The United States' largest tobacco company, Altria, has spent $2.5 million to buy your vote.
Who is Altria? In 2003, Philip Morris changed its name to Altria due to negative publicity after decades of marketing to kids, and deceiving the public.
Big Tobacco opposes tobacco tax increases, arguing they do not reduce smoking. Contrarily, the companies' own internal documents, disclosed in tobacco lawsuits, show their deceit. Raising cigarette prices is one of the most effective ways to prevent and reduce smoking, especially among kids. That's why they spend millions trying to fight tobacco tax increases.
It is laughable that tobacco companies feign concern for funding programs to reduce tobacco use given they spend $34.2 million annually to market their products in North Dakota. Big Tobacco's ads highlight the 400 percent increase, but make no mention that it is a tax on tobacco products only, that the tax hasn't been increased since 1993, nor the fact that tobacco-related illnesses cost North Dakota taxpayers $326 million every year, including nearly $57 million in Medicaid costs.
Get the facts. Big Tobacco is spreading their lies not only in North Dakota, but Colorado and California as well, states seeking similar increases on the ballot this November, and spending more than $56 million, and counting, to do it. Considering net profits for Altria were $5.2 billion in 2015, their interest and motivation to "hook" and "addict" kids is very clear.
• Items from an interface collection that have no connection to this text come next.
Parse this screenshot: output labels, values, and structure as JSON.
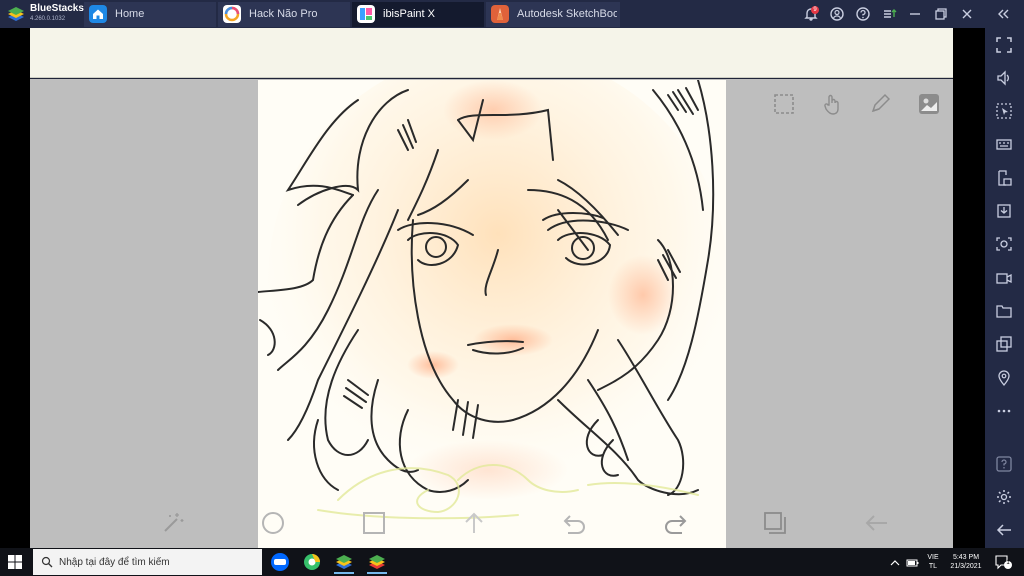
{
  "titlebar": {
    "brand_name": "BlueStacks",
    "brand_version": "4.260.0.1032",
    "notification_count": "9",
    "accent": "#232a45"
  },
  "tabs": [
    {
      "label": "Home",
      "icon": "home-icon"
    },
    {
      "label": "Hack Não Pro",
      "icon": "hack-nao-pro-app-icon"
    },
    {
      "label": "ibisPaint X",
      "icon": "ibispaint-app-icon"
    },
    {
      "label": "Autodesk SketchBook",
      "icon": "sketchbook-app-icon"
    }
  ],
  "canvas_tools": {
    "top": [
      "selection-icon",
      "hand-touch-icon",
      "pen-icon",
      "reference-image-icon"
    ],
    "bottom": [
      "magic-wand-icon",
      "circle-icon",
      "square-icon",
      "arrow-up-icon",
      "undo-icon",
      "redo-icon",
      "layers-icon",
      "back-arrow-icon"
    ]
  },
  "sidebar_icons": [
    "fullscreen-icon",
    "volume-icon",
    "cursor-icon",
    "keyboard-icon",
    "install-apk-icon",
    "media-import-icon",
    "screenshot-icon",
    "record-video-icon",
    "folder-icon",
    "multi-instance-icon",
    "location-icon",
    "more-icon",
    "help-icon",
    "settings-icon",
    "back-icon"
  ],
  "taskbar": {
    "search_placeholder": "Nhập tại đây để tìm kiếm",
    "language_top": "VIE",
    "language_bottom": "TL",
    "time": "5:43 PM",
    "date": "21/3/2021",
    "notification_count": "1"
  }
}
The real question for North Dakotans is who do you trust? Big Tobacco? Or organizations like the American Lung Association, the American Cancer Society, March of Dimes and our honorable veteran community? Voters should reject the industry's lies and vote yes on Measure 4.
Radke lives in Loveland, Colo.